The summer months are an opportune time to explore natural wonders and discover the diversity of British wildlife. There are several locations across Somerset where you can see what the countryside has to offer even when the sun isn’t out! From the calm beauty of Ham Wall nature reserve to the dramatic 450ft cliffs of Cheddar Gorge.
As the deterioration of the environment becomes a bigger issue and public awareness increases, it is slowly becoming more common to see people outside with binoculars or cameras in a bid to try and capture snippets of nature for themselves. It is often the case that many do not venture outside because they do not know what is out there, however as we enter July and August all sorts of wildlife can be found that could be of interest to anyone.
Swans currently occupy the lakes and ponds raising their cygnets (baby swans) which look like fluffy silver balls with black beaks. If you venture to Shapwick you may see Hobbies. These small falcons are famous for their exquisite plumage and their fast speeds in flight. If you’re lucky you may see the hobbies hunt for dragonflies by sweeping low over the water and landing high in the trees to feed upon their prey.

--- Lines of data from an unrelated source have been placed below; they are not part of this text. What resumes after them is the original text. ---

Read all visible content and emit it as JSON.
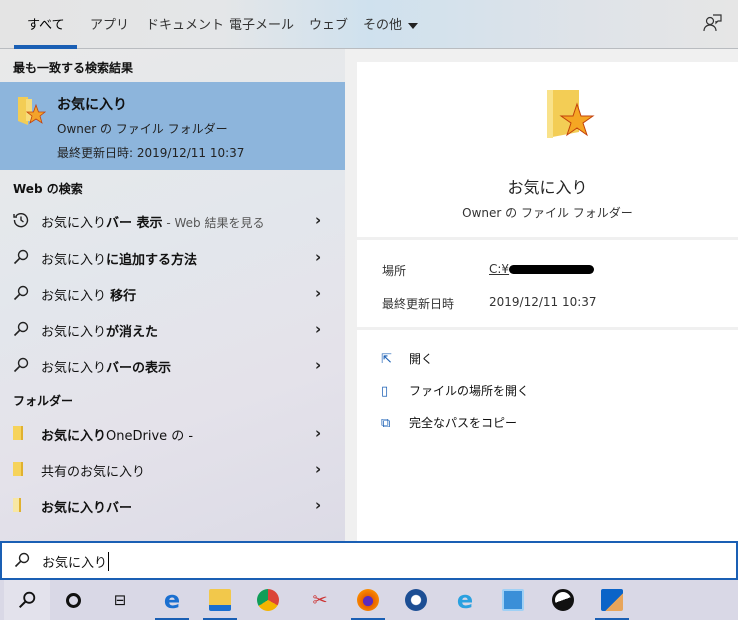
{
  "tabs": [
    {
      "label": "すべて"
    },
    {
      "label": "アプリ"
    },
    {
      "label": "ドキュメント"
    },
    {
      "label": "電子メール"
    },
    {
      "label": "ウェブ"
    },
    {
      "label": "その他"
    }
  ],
  "sections": {
    "best": "最も一致する検索結果",
    "web": "Web の検索",
    "folders": "フォルダー"
  },
  "best_match": {
    "title": "お気に入り",
    "subtitle": "Owner の ファイル フォルダー",
    "modified": "最終更新日時: 2019/12/11 10:37"
  },
  "web_results": [
    {
      "icon": "history-icon",
      "normal": "お気に入り",
      "bold": "バー 表示",
      "suffix": " - Web 結果を見る"
    },
    {
      "icon": "search-icon",
      "normal": "お気に入り",
      "bold": "に追加する方法"
    },
    {
      "icon": "search-icon",
      "normal": "お気に入り ",
      "bold": "移行"
    },
    {
      "icon": "search-icon",
      "normal": "お気に入り",
      "bold": "が消えた"
    },
    {
      "icon": "search-icon",
      "normal": "お気に入り",
      "bold": "バーの表示"
    }
  ],
  "folder_results": [
    {
      "bold": "お気に入り",
      "normal": "OneDrive の -"
    },
    {
      "bold": "",
      "normal": "共有のお気に入り"
    },
    {
      "bold": "お気に入りバー",
      "normal": ""
    }
  ],
  "preview": {
    "title": "お気に入り",
    "subtitle": "Owner の ファイル フォルダー",
    "location_label": "場所",
    "location_value": "C:¥",
    "modified_label": "最終更新日時",
    "modified_value": "2019/12/11 10:37",
    "actions": [
      {
        "label": "開く"
      },
      {
        "label": "ファイルの場所を開く"
      },
      {
        "label": "完全なパスをコピー"
      }
    ]
  },
  "search": {
    "value": "お気に入り"
  },
  "taskbar": [
    "search",
    "cortana",
    "task-view",
    "edge",
    "file-explorer",
    "chrome",
    "snipping-tool",
    "firefox",
    "thunderbird",
    "internet-explorer",
    "control-panel",
    "app",
    "outlook"
  ],
  "colors": {
    "accent": "#1a5fb4",
    "highlight": "#8db5dc"
  }
}
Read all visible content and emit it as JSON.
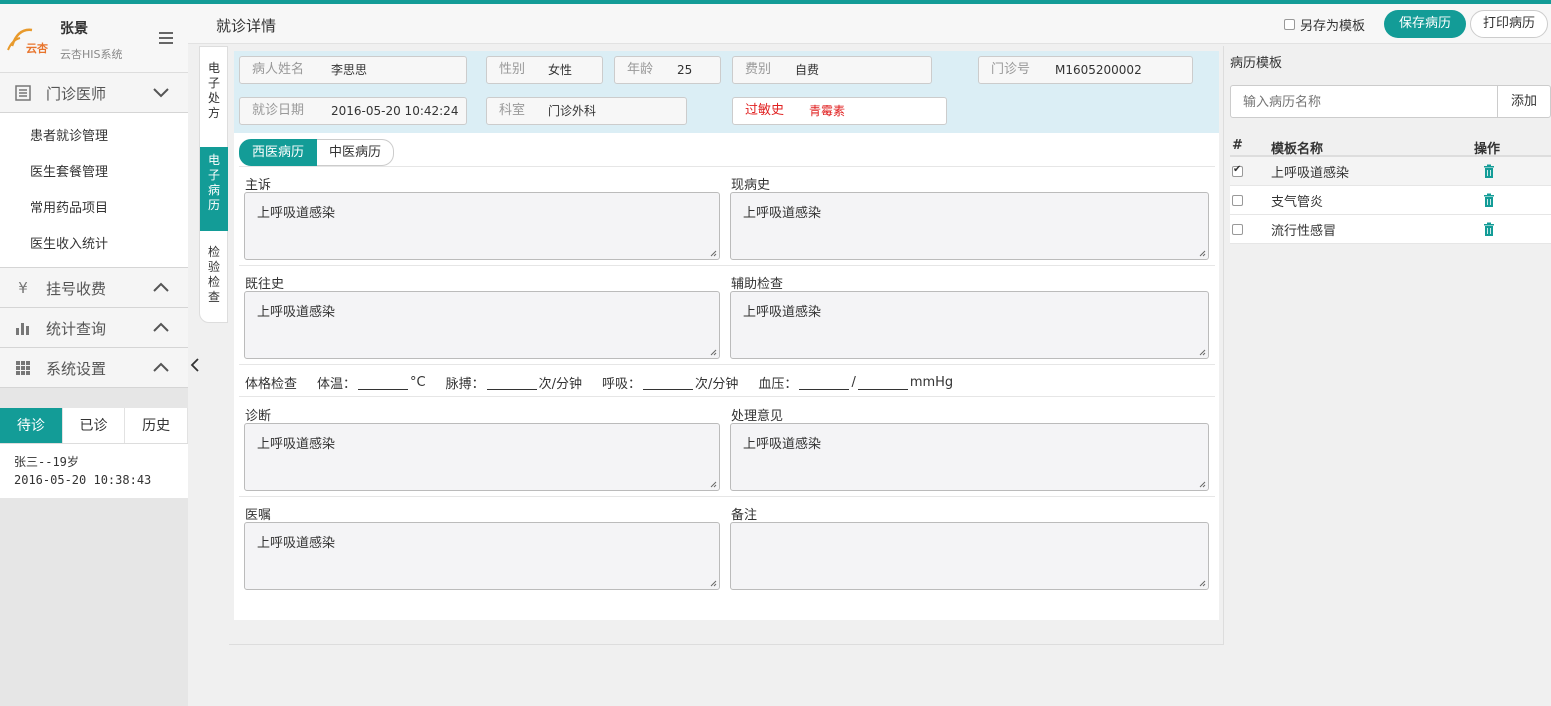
{
  "colors": {
    "accent": "#139c97",
    "allergy": "#e02020"
  },
  "sidebar": {
    "logo_text": "云杏",
    "user_name": "张景",
    "system_name": "云杏HIS系统",
    "groups": [
      {
        "label": "门诊医师",
        "icon": "list-icon",
        "expanded": true,
        "items": [
          "患者就诊管理",
          "医生套餐管理",
          "常用药品项目",
          "医生收入统计"
        ]
      },
      {
        "label": "挂号收费",
        "icon": "yen-icon",
        "expanded": false
      },
      {
        "label": "统计查询",
        "icon": "bar-chart-icon",
        "expanded": false
      },
      {
        "label": "系统设置",
        "icon": "grid-icon",
        "expanded": false
      }
    ],
    "tabs": [
      "待诊",
      "已诊",
      "历史"
    ],
    "active_tab": "待诊",
    "patient": {
      "name_line": "张三--19岁",
      "time": "2016-05-20 10:38:43"
    }
  },
  "header": {
    "title": "就诊详情",
    "save_as_template": "另存为模板",
    "save_button": "保存病历",
    "print_button": "打印病历"
  },
  "vtabs": [
    "电子处方",
    "电子病历",
    "检验检查"
  ],
  "active_vtab": "电子病历",
  "patient_info": {
    "name_label": "病人姓名",
    "name": "李思思",
    "gender_label": "性别",
    "gender": "女性",
    "age_label": "年龄",
    "age": "25",
    "fee_label": "费别",
    "fee": "自费",
    "clinic_no_label": "门诊号",
    "clinic_no": "M1605200002",
    "visit_date_label": "就诊日期",
    "visit_date": "2016-05-20 10:42:24",
    "dept_label": "科室",
    "dept": "门诊外科",
    "allergy_label": "过敏史",
    "allergy": "青霉素"
  },
  "record": {
    "tabs": [
      "西医病历",
      "中医病历"
    ],
    "active_tab": "西医病历",
    "fields": {
      "chief_complaint": {
        "label": "主诉",
        "value": "上呼吸道感染"
      },
      "present_illness": {
        "label": "现病史",
        "value": "上呼吸道感染"
      },
      "past_history": {
        "label": "既往史",
        "value": "上呼吸道感染"
      },
      "auxiliary_exam": {
        "label": "辅助检查",
        "value": "上呼吸道感染"
      },
      "diagnosis": {
        "label": "诊断",
        "value": "上呼吸道感染"
      },
      "treatment": {
        "label": "处理意见",
        "value": "上呼吸道感染"
      },
      "doctor_advice": {
        "label": "医嘱",
        "value": "上呼吸道感染"
      },
      "remarks": {
        "label": "备注",
        "value": ""
      }
    },
    "vitals": {
      "label": "体格检查",
      "temp_label": "体温：",
      "temp_unit": "°C",
      "pulse_label": "脉搏：",
      "pulse_unit": "次/分钟",
      "resp_label": "呼吸：",
      "resp_unit": "次/分钟",
      "bp_label": "血压：",
      "bp_sep": "/",
      "bp_unit": "mmHg"
    }
  },
  "templates": {
    "title": "病历模板",
    "input_placeholder": "输入病历名称",
    "add_button": "添加",
    "columns": [
      "#",
      "模板名称",
      "操作"
    ],
    "rows": [
      {
        "name": "上呼吸道感染",
        "checked": true
      },
      {
        "name": "支气管炎",
        "checked": false
      },
      {
        "name": "流行性感冒",
        "checked": false
      }
    ]
  }
}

If birds do not interest you and the sun happens to be out, venture onto the vast grasslands of the Somerset Levels for a glimpse of the Large Blue Butterfly, Red Admiral, Silver-washed Fritillary and the Orange-tip butterfly. Electric blue coloured damsel flies can be seen dancing just above the tall grass to the song of grasshoppers and crickets. It is also possible to catch sight of one of the British snake or lizard species that may be basking in the summer sun.
The sun, however, does not need to be out in order to discover new and interesting wildlife. For the brave that dare to venture into the night, bats can be found flying though the woodlands or around wetlands, hunting for insects. These nocturnal animals are one of the most unique creatures in the world as they are the only mammals that can fly and, more impressively, navigate using echolocation.
The bats found in the UK are generally small. They are known as micro bats, being no bigger than a mouse with the common pipistrelle bat weighing, less than a pound coin, at only 4 grams! We are lucky in the south west to have 16 species of bat, 15 of which can be found in Somerset alone.
If any of these animals interest you, talk to a local wildlife group and get involved! Discover bats and grasshoppers in your area by investing in a heterodyne or frequency division meter and listen to them hunt and call. Connecting with nature is a hugely rewarding activity and the benefits are immeasurable, not only for the environment but for your own health and wellbeing.
For our apprentices at Bridgwater College discovering nature was not enough, they have continued to build knowledge and base their careers around researching wildlife and the conservation of habitats. One student has been working on the conservation of water voles, which have been considerably endangered after the mass release of the mink.
Others have been recording the calls of bats and analysing the differences between species and behaviours. With increasing amounts of employers looking to take on Apprenticeships there has never been a better time to explore a career in the environment conservation sector. Do not be put off by thinking Apprenticeships are for the younger generation for we have adults starting, eager to embrace a new career in environmental conservation.
If you would like to know more about studying an Apprenticeship in Environmental Conservation or Countryside and Environment, or in any of the other land-based industries, please contact our Information and Guidance team on 01278 441234.
Written by Jack Rawlings, Trainer Assessor for Land Management at Bridgwater College.